Stored data entries:
::::::::::

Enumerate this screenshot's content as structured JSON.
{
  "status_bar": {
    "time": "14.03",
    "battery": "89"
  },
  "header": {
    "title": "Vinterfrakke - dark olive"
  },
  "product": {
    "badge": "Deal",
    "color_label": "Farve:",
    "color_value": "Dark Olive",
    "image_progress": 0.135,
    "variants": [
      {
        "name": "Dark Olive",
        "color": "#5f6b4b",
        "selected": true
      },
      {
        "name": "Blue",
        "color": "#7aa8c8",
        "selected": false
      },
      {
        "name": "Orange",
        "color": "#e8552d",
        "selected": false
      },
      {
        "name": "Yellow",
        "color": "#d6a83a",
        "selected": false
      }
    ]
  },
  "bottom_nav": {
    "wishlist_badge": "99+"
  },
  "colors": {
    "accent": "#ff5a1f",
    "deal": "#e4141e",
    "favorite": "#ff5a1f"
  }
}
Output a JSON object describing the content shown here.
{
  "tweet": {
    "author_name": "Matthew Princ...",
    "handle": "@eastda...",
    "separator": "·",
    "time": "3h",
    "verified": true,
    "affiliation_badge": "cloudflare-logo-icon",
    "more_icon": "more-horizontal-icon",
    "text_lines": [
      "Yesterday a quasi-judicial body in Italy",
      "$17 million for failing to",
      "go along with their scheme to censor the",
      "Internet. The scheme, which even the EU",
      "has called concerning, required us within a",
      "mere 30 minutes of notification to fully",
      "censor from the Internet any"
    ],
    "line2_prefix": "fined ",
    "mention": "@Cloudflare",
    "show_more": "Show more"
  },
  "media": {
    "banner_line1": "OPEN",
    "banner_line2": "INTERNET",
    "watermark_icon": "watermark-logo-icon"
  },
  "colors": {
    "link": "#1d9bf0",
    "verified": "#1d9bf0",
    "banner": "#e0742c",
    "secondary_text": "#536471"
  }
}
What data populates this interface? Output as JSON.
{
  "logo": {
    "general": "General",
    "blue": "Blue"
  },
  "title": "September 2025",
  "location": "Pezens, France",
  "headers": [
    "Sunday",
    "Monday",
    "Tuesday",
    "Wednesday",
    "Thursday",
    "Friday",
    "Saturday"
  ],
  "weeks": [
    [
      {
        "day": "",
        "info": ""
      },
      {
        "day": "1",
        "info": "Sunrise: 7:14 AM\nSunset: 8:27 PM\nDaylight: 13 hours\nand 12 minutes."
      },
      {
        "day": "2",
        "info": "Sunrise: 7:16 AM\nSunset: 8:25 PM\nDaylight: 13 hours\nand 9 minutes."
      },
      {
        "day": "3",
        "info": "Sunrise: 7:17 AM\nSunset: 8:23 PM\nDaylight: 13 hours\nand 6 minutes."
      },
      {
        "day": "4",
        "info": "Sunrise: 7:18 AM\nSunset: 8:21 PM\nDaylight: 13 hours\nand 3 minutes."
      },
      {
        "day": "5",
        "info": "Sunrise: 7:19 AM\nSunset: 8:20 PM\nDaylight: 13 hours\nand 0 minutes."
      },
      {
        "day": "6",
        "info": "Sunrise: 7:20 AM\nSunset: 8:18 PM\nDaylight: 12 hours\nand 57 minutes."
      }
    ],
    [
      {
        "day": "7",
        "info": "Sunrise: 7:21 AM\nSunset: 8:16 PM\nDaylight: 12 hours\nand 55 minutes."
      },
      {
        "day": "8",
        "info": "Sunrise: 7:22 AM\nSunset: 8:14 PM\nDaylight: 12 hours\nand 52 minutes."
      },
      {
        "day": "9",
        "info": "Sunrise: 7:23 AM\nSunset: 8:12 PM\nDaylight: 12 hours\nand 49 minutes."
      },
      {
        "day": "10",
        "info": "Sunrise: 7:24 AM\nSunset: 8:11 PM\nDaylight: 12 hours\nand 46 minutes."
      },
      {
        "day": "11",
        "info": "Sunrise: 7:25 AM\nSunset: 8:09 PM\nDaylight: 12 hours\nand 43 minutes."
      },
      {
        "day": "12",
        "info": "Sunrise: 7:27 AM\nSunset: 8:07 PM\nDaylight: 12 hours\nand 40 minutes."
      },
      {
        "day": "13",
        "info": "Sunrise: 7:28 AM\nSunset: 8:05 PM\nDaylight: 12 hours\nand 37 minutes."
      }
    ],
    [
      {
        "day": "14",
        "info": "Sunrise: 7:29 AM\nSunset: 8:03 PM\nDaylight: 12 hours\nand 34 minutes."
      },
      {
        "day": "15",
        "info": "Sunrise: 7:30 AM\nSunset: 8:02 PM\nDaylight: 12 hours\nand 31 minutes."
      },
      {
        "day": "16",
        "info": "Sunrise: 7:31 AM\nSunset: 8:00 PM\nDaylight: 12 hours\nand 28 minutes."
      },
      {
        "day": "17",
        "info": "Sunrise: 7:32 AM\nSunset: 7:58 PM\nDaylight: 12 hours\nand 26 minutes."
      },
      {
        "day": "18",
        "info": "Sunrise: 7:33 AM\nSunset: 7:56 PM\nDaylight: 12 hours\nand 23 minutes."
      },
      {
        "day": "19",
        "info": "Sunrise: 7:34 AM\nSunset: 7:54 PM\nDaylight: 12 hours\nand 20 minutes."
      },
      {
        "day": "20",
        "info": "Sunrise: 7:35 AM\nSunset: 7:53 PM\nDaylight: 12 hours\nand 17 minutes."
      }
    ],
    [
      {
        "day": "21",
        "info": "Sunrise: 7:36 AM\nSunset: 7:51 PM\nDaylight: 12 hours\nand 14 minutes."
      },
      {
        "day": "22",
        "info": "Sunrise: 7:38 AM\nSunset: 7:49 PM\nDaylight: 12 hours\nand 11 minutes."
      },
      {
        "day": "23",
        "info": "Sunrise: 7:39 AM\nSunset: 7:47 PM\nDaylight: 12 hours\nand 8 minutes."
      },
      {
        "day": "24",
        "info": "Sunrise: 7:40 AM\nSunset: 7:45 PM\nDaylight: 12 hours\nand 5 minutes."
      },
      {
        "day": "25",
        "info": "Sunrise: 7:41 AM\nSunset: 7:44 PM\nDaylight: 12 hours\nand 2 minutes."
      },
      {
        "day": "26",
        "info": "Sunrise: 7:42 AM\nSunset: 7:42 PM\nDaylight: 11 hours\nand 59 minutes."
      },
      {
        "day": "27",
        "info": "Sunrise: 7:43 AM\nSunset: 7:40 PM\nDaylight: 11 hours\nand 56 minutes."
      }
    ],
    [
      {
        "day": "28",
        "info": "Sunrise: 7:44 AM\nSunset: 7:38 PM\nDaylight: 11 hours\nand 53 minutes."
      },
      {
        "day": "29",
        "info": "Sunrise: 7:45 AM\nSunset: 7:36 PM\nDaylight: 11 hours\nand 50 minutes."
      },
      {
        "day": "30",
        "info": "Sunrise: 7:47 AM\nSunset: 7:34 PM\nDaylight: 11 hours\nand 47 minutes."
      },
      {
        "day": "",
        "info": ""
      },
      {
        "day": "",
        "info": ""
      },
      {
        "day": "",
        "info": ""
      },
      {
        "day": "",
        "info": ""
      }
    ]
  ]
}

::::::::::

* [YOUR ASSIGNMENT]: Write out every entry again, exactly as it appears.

* [SOLUTION TO THIS TASK]:
Enumerate this screenshot's content as structured JSON.
{
  "status_bar": {
    "time": "14.03",
    "battery": "89"
  },
  "header": {
    "title": "Vinterfrakke - dark olive"
  },
  "product": {
    "badge": "Deal",
    "color_label": "Farve:",
    "color_value": "Dark Olive",
    "image_progress": 0.135,
    "variants": [
      {
        "name": "Dark Olive",
        "color": "#5f6b4b",
        "selected": true
      },
      {
        "name": "Blue",
        "color": "#7aa8c8",
        "selected": false
      },
      {
        "name": "Orange",
        "color": "#e8552d",
        "selected": false
      },
      {
        "name": "Yellow",
        "color": "#d6a83a",
        "selected": false
      }
    ]
  },
  "bottom_nav": {
    "wishlist_badge": "99+"
  },
  "colors": {
    "accent": "#ff5a1f",
    "deal": "#e4141e",
    "favorite": "#ff5a1f"
  }
}
Output a JSON object describing the content shown here.
{
  "tweet": {
    "author_name": "Matthew Princ...",
    "handle": "@eastda...",
    "separator": "·",
    "time": "3h",
    "verified": true,
    "affiliation_badge": "cloudflare-logo-icon",
    "more_icon": "more-horizontal-icon",
    "text_lines": [
      "Yesterday a quasi-judicial body in Italy",
      "$17 million for failing to",
      "go along with their scheme to censor the",
      "Internet. The scheme, which even the EU",
      "has called concerning, required us within a",
      "mere 30 minutes of notification to fully",
      "censor from the Internet any"
    ],
    "line2_prefix": "fined ",
    "mention": "@Cloudflare",
    "show_more": "Show more"
  },
  "media": {
    "banner_line1": "OPEN",
    "banner_line2": "INTERNET",
    "watermark_icon": "watermark-logo-icon"
  },
  "colors": {
    "link": "#1d9bf0",
    "verified": "#1d9bf0",
    "banner": "#e0742c",
    "secondary_text": "#536471"
  }
}
What data populates this interface? Output as JSON.
{
  "logo": {
    "general": "General",
    "blue": "Blue"
  },
  "title": "September 2025",
  "location": "Pezens, France",
  "headers": [
    "Sunday",
    "Monday",
    "Tuesday",
    "Wednesday",
    "Thursday",
    "Friday",
    "Saturday"
  ],
  "weeks": [
    [
      {
        "day": "",
        "info": ""
      },
      {
        "day": "1",
        "info": "Sunrise: 7:14 AM\nSunset: 8:27 PM\nDaylight: 13 hours\nand 12 minutes."
      },
      {
        "day": "2",
        "info": "Sunrise: 7:16 AM\nSunset: 8:25 PM\nDaylight: 13 hours\nand 9 minutes."
      },
      {
        "day": "3",
        "info": "Sunrise: 7:17 AM\nSunset: 8:23 PM\nDaylight: 13 hours\nand 6 minutes."
      },
      {
        "day": "4",
        "info": "Sunrise: 7:18 AM\nSunset: 8:21 PM\nDaylight: 13 hours\nand 3 minutes."
      },
      {
        "day": "5",
        "info": "Sunrise: 7:19 AM\nSunset: 8:20 PM\nDaylight: 13 hours\nand 0 minutes."
      },
      {
        "day": "6",
        "info": "Sunrise: 7:20 AM\nSunset: 8:18 PM\nDaylight: 12 hours\nand 57 minutes."
      }
    ],
    [
      {
        "day": "7",
        "info": "Sunrise: 7:21 AM\nSunset: 8:16 PM\nDaylight: 12 hours\nand 55 minutes."
      },
      {
        "day": "8",
        "info": "Sunrise: 7:22 AM\nSunset: 8:14 PM\nDaylight: 12 hours\nand 52 minutes."
      },
      {
        "day": "9",
        "info": "Sunrise: 7:23 AM\nSunset: 8:12 PM\nDaylight: 12 hours\nand 49 minutes."
      },
      {
        "day": "10",
        "info": "Sunrise: 7:24 AM\nSunset: 8:11 PM\nDaylight: 12 hours\nand 46 minutes."
      },
      {
        "day": "11",
        "info": "Sunrise: 7:25 AM\nSunset: 8:09 PM\nDaylight: 12 hours\nand 43 minutes."
      },
      {
        "day": "12",
        "info": "Sunrise: 7:27 AM\nSunset: 8:07 PM\nDaylight: 12 hours\nand 40 minutes."
      },
      {
        "day": "13",
        "info": "Sunrise: 7:28 AM\nSunset: 8:05 PM\nDaylight: 12 hours\nand 37 minutes."
      }
    ],
    [
      {
        "day": "14",
        "info": "Sunrise: 7:29 AM\nSunset: 8:03 PM\nDaylight: 12 hours\nand 34 minutes."
      },
      {
        "day": "15",
        "info": "Sunrise: 7:30 AM\nSunset: 8:02 PM\nDaylight: 12 hours\nand 31 minutes."
      },
      {
        "day": "16",
        "info": "Sunrise: 7:31 AM\nSunset: 8:00 PM\nDaylight: 12 hours\nand 28 minutes."
      },
      {
        "day": "17",
        "info": "Sunrise: 7:32 AM\nSunset: 7:58 PM\nDaylight: 12 hours\nand 26 minutes."
      },
      {
        "day": "18",
        "info": "Sunrise: 7:33 AM\nSunset: 7:56 PM\nDaylight: 12 hours\nand 23 minutes."
      },
      {
        "day": "19",
        "info": "Sunrise: 7:34 AM\nSunset: 7:54 PM\nDaylight: 12 hours\nand 20 minutes."
      },
      {
        "day": "20",
        "info": "Sunrise: 7:35 AM\nSunset: 7:53 PM\nDaylight: 12 hours\nand 17 minutes."
      }
    ],
    [
      {
        "day": "21",
        "info": "Sunrise: 7:36 AM\nSunset: 7:51 PM\nDaylight: 12 hours\nand 14 minutes."
      },
      {
        "day": "22",
        "info": "Sunrise: 7:38 AM\nSunset: 7:49 PM\nDaylight: 12 hours\nand 11 minutes."
      },
      {
        "day": "23",
        "info": "Sunrise: 7:39 AM\nSunset: 7:47 PM\nDaylight: 12 hours\nand 8 minutes."
      },
      {
        "day": "24",
        "info": "Sunrise: 7:40 AM\nSunset: 7:45 PM\nDaylight: 12 hours\nand 5 minutes."
      },
      {
        "day": "25",
        "info": "Sunrise: 7:41 AM\nSunset: 7:44 PM\nDaylight: 12 hours\nand 2 minutes."
      },
      {
        "day": "26",
        "info": "Sunrise: 7:42 AM\nSunset: 7:42 PM\nDaylight: 11 hours\nand 59 minutes."
      },
      {
        "day": "27",
        "info": "Sunrise: 7:43 AM\nSunset: 7:40 PM\nDaylight: 11 hours\nand 56 minutes."
      }
    ],
    [
      {
        "day": "28",
        "info": "Sunrise: 7:44 AM\nSunset: 7:38 PM\nDaylight: 11 hours\nand 53 minutes."
      },
      {
        "day": "29",
        "info": "Sunrise: 7:45 AM\nSunset: 7:36 PM\nDaylight: 11 hours\nand 50 minutes."
      },
      {
        "day": "30",
        "info": "Sunrise: 7:47 AM\nSunset: 7:34 PM\nDaylight: 11 hours\nand 47 minutes."
      },
      {
        "day": "",
        "info": ""
      },
      {
        "day": "",
        "info": ""
      },
      {
        "day": "",
        "info": ""
      },
      {
        "day": "",
        "info": ""
      }
    ]
  ]
}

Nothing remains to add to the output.